Cyber awareness on the up but businesses leaving doors open for attackers to target sensitive data and assets through ‘ghost employees’


British businesses are still failing to lock down access to key, business critical data, as nearly half of UK employees have or have had access to sensitive company information, according to a new study by CyberArk. Its survey of more than 1000 UK office workers, published today, has revealed that organisations’ cyber security practices are enabling a heightened insider threat. Specifically, it found that huge numbers of employees have or have had access to mission critical company systems which should be reserved only for staff that require it:

  • Almost half (48%) of employees have or have had access to sensitive financial documents
  • 46% have or have had access to confidential HR information
  • Nearly a third (29%) have or have had direct access to company bank accounts
  • 37% have or have had access to research and development plans or blueprints for new products/services

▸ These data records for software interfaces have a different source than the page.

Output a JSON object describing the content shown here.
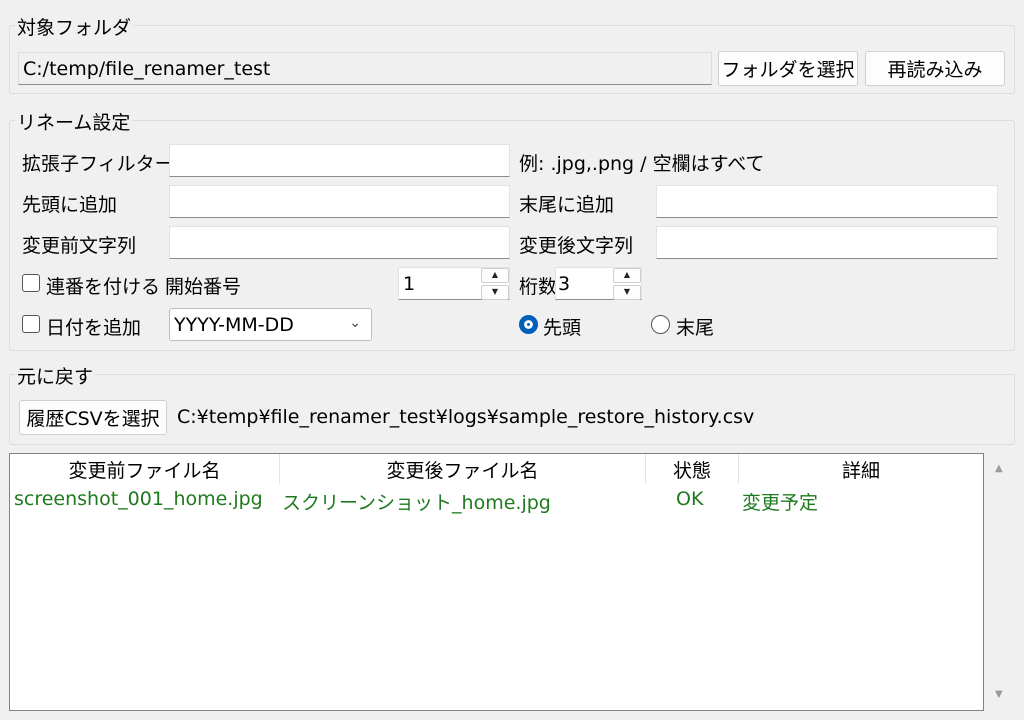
{
  "target_folder": {
    "group_label": "対象フォルダ",
    "path_value": "C:/temp/file_renamer_test",
    "select_button": "フォルダを選択",
    "reload_button": "再読み込み"
  },
  "rename_settings": {
    "group_label": "リネーム設定",
    "ext_filter_label": "拡張子フィルター",
    "ext_filter_value": "",
    "ext_hint": "例: .jpg,.png / 空欄はすべて",
    "prefix_label": "先頭に追加",
    "prefix_value": "",
    "suffix_label": "末尾に追加",
    "suffix_value": "",
    "before_label": "変更前文字列",
    "before_value": "",
    "after_label": "変更後文字列",
    "after_value": "",
    "serial_checkbox_label": "連番を付ける",
    "serial_checked": false,
    "start_number_label": "開始番号",
    "start_number_value": "1",
    "digits_label": "桁数",
    "digits_value": "3",
    "date_checkbox_label": "日付を追加",
    "date_checked": false,
    "date_format_value": "YYYY-MM-DD",
    "position_head_label": "先頭",
    "position_tail_label": "末尾",
    "position_selected": "先頭"
  },
  "restore": {
    "group_label": "元に戻す",
    "select_csv_button": "履歴CSVを選択",
    "csv_path": "C:¥temp¥file_renamer_test¥logs¥sample_restore_history.csv"
  },
  "table": {
    "headers": [
      "変更前ファイル名",
      "変更後ファイル名",
      "状態",
      "詳細"
    ],
    "rows": [
      [
        "screenshot_001_home.jpg",
        "スクリーンショット_home.jpg",
        "OK",
        "変更予定"
      ]
    ]
  },
  "colors": {
    "row_text": "#1f7a1f",
    "accent": "#005fb8"
  },
  "icons": {
    "dropdown": "chevron-down-icon",
    "spin_up": "caret-up-icon",
    "spin_down": "caret-down-icon",
    "scroll_up": "scroll-up-arrow-icon",
    "scroll_down": "scroll-down-arrow-icon"
  }
}
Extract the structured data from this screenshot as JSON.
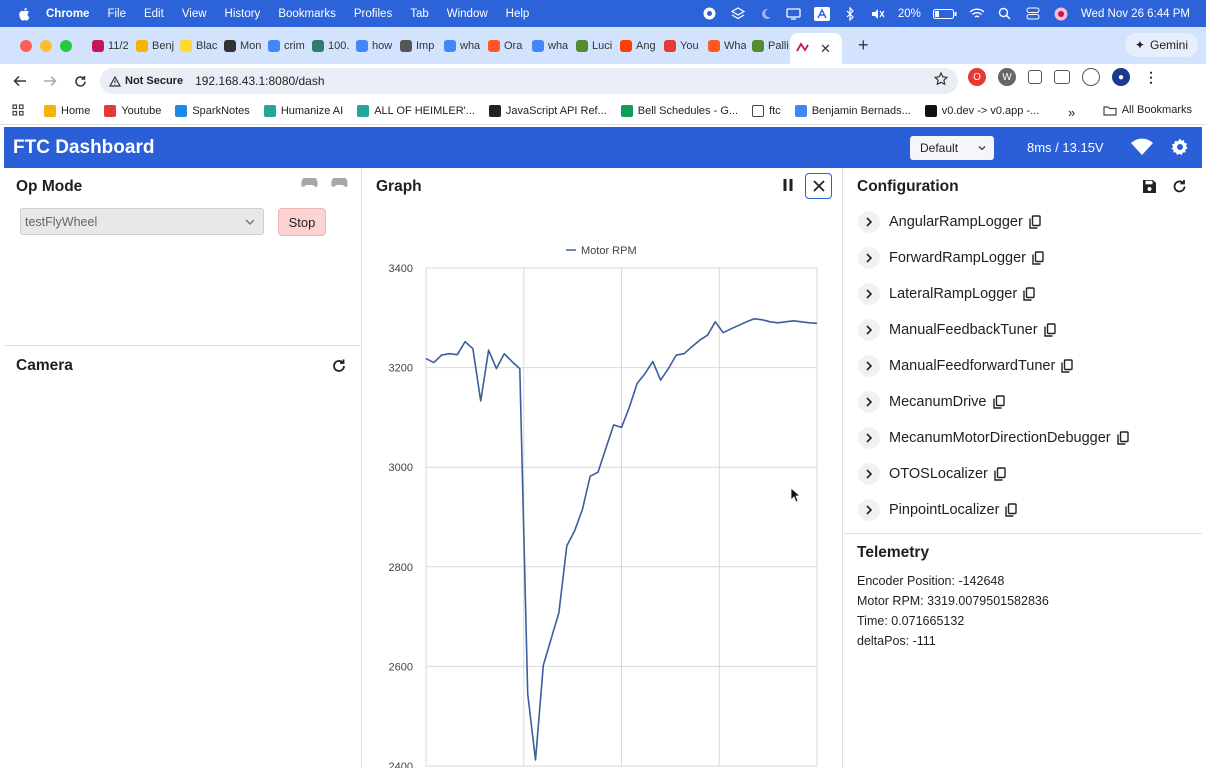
{
  "mac_menu": {
    "app": "Chrome",
    "items": [
      "File",
      "Edit",
      "View",
      "History",
      "Bookmarks",
      "Profiles",
      "Tab",
      "Window",
      "Help"
    ],
    "battery": "20%",
    "datetime": "Wed Nov 26  6:44 PM"
  },
  "tabs": [
    {
      "label": "11/2",
      "color": "#c2185b"
    },
    {
      "label": "Benj",
      "color": "#f4b400"
    },
    {
      "label": "Blac",
      "color": "#fdd835"
    },
    {
      "label": "Mon",
      "color": "#333333"
    },
    {
      "label": "crim",
      "color": "#4285f4"
    },
    {
      "label": "100.",
      "color": "#2e7d6f"
    },
    {
      "label": "how",
      "color": "#4285f4"
    },
    {
      "label": "Imp",
      "color": "#555555"
    },
    {
      "label": "wha",
      "color": "#4285f4"
    },
    {
      "label": "Ora",
      "color": "#ff5722"
    },
    {
      "label": "wha",
      "color": "#4285f4"
    },
    {
      "label": "Luci",
      "color": "#558b2f"
    },
    {
      "label": "Ang",
      "color": "#ff3d00"
    },
    {
      "label": "You",
      "color": "#e53935"
    },
    {
      "label": "Wha",
      "color": "#ff5722"
    },
    {
      "label": "Palli",
      "color": "#558b2f"
    }
  ],
  "gemini_label": "Gemini",
  "address": {
    "security": "Not Secure",
    "url": "192.168.43.1:8080/dash"
  },
  "bookmarks": [
    {
      "label": "Home",
      "color": "#f4b400"
    },
    {
      "label": "Youtube",
      "color": "#e53935"
    },
    {
      "label": "SparkNotes",
      "color": "#1e88e5"
    },
    {
      "label": "Humanize AI",
      "color": "#26a69a"
    },
    {
      "label": "ALL OF HEIMLER'...",
      "color": "#26a69a"
    },
    {
      "label": "JavaScript API Ref...",
      "color": "#222222"
    },
    {
      "label": "Bell Schedules - G...",
      "color": "#0f9d58"
    },
    {
      "label": "ftc",
      "color": "#ffffff"
    },
    {
      "label": "Benjamin Bernads...",
      "color": "#4285f4"
    },
    {
      "label": "v0.dev -> v0.app -...",
      "color": "#111111"
    }
  ],
  "all_bookmarks": "All Bookmarks",
  "dashboard": {
    "title": "FTC Dashboard",
    "layout": "Default",
    "latency": "8ms / 13.15V",
    "accent": "#2a5fd8"
  },
  "opmode": {
    "title": "Op Mode",
    "selected": "testFlyWheel",
    "stop_label": "Stop"
  },
  "camera": {
    "title": "Camera"
  },
  "graph": {
    "title": "Graph"
  },
  "chart_data": {
    "type": "line",
    "series": [
      {
        "name": "Motor RPM",
        "color": "#3a5f9a",
        "x": [
          0,
          2,
          4,
          6,
          8,
          10,
          12,
          14,
          16,
          18,
          20,
          22,
          24,
          26,
          28,
          30,
          32,
          34,
          36,
          38,
          40,
          42,
          44,
          46,
          48,
          50,
          52,
          54,
          56,
          58,
          60,
          62,
          64,
          66,
          68,
          70,
          72,
          74,
          76,
          78,
          80,
          82,
          84,
          86,
          88,
          90,
          92,
          94,
          96,
          98,
          100
        ],
        "y": [
          3218,
          3210,
          3225,
          3228,
          3226,
          3252,
          3238,
          3133,
          3235,
          3198,
          3228,
          3212,
          3198,
          2545,
          2412,
          2602,
          2655,
          2708,
          2842,
          2872,
          2915,
          2982,
          2990,
          3038,
          3085,
          3080,
          3120,
          3168,
          3188,
          3212,
          3175,
          3198,
          3225,
          3228,
          3242,
          3255,
          3265,
          3292,
          3270,
          3278,
          3285,
          3292,
          3298,
          3296,
          3292,
          3290,
          3292,
          3294,
          3292,
          3290,
          3289
        ]
      }
    ],
    "yticks": [
      2400,
      2600,
      2800,
      3000,
      3200,
      3400
    ],
    "ylim": [
      2400,
      3400
    ],
    "grid": true,
    "legend": "top-center"
  },
  "config": {
    "title": "Configuration",
    "items": [
      "AngularRampLogger",
      "ForwardRampLogger",
      "LateralRampLogger",
      "ManualFeedbackTuner",
      "ManualFeedforwardTuner",
      "MecanumDrive",
      "MecanumMotorDirectionDebugger",
      "OTOSLocalizer",
      "PinpointLocalizer"
    ]
  },
  "telemetry": {
    "title": "Telemetry",
    "lines": [
      "Encoder Position: -142648",
      "Motor RPM: 3319.0079501582836",
      "Time: 0.071665132",
      "deltaPos: -111"
    ]
  }
}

These alarming figures show far more employees have access to critical information than is necessary and demonstrate the need for UK businesses to limit how employees access sensitive data in order to better protect themselves and their customers.

Beware ghost employees

As seen with nearly every recent major cyber breach, from Uber to Sing Health, credential theft remains the most common and effective route to a successful cyber-attack. A lax approach to protecting high-value ‘privileged’ accounts can directly elevate the risk of such an attack or a major data breach, in the event of employees’ credentials being harvested. Managing privilege is therefore essential but, according to the study, many British businesses are failing to lock down these key accounts following changes in personnel. One in five (21%) office workers admitted leaving a job with login details for at least one confidential company system such as its internal servers, financial performance data and HR databases, potentially allowing ‘ghost’ employees - former staff members with working login details and credentials - unauthorised access to sensitive company data outside of an organisation’s security purview.

These ‘ghost’ individuals pose a substantial threat, according to Rich Turner, VP EMEA at CyberArk: “Ghost employees are a major concern for any organisation – they not only elevate the risk of key company applications, tools and data being breached in the event of a cyber-attack, but also provide a potential route for disgruntled employees or rival businesses to manipulate existing data, causing serious administrative and financial damage.

“These findings are symptomatic of the misguided cyber spending habits of UK PLC. We continue to devote huge sums to perimeter defences when the smarter approach is to assume the inevitable – that attacks will get in – and ensure that their access to sensitive assets and data is contained. “

Being cyber-sensible, but risk remains

However, the study did reveal that employees are developing a more involved approach to cybersecurity, showing that cyber education is having a positive effect and that British businesses can look forward to a more secure future. Nearly four in five (79%) office workers would immediately admit to IT if they opened a malicious attachment, while three quarters (75%) would voice their concerns if they didn’t understand communications from IT about security. This more involved approach to security is increasing their faith in their IT teams, with nearly three in four (74%) confident that their security team is effectively protecting the wider organisation against threats.

However, this confidence contrasts with the behaviour of many existing employees, who are still exhibiting poor cyber practices. Large numbers are still failing to admit their cyber indiscipline to their security teams, according to CyberArk’s survey: it found that more than half (54%) don’t admit when they let colleagues use their login details, and 45% don’t inform their IT team when they download an unauthorised app onto their work device. Such behaviours are significantly increasing their employers’ risk exposure by leaving their IT systems and accounts vulnerable to the escalation of privileges during a subsequent attack.

Securing the future of the workplace

As well as assessing office workers’ current approach to cybersecurity, the study also explored how evolutions in workplace habits and technologies are changing the security landscape. Encouragingly, it revealed that many organisations are beginning to integrate cutting-edge new security technologies into their strategies, with nearly one in five (19%) office workers reporting that their IT security team is experimenting with biometric security techniques, including fingerprint and retinal scans and embedded microchips.

Nonetheless, despite firms demonstrating a willingness to experiment with new forms of authentication, securing innovative new platforms remains a challenge. Smart devices in particular present a great cause for concern, with 40% of employees reporting that their IT security team is failing to effectively secure IoT and BYOD devices, providing attackers with another privileged pathway to exploit. As these technologies become more and more prevalent, it’s vital that their access to company tools and applications is managed in the same way as any other device within a corporate network.

Summarising the findings, David Higgins, Director of Customer Development EMEA at CyberArk, commented: “Whether for new wearable devices or more established business development, HR or payroll systems, a lack of credentials management means UK organisations remain vulnerable to the seizure of critical company IP through credentials-based attacks. Forging a more secure digital future begins with adopting an effective privileged access management policy, which limits individuals’ ability to escalate privileges and subsequently reduces their access to sensitive systems – ultimately reducing the number of vectors attackers can seek to exploit.”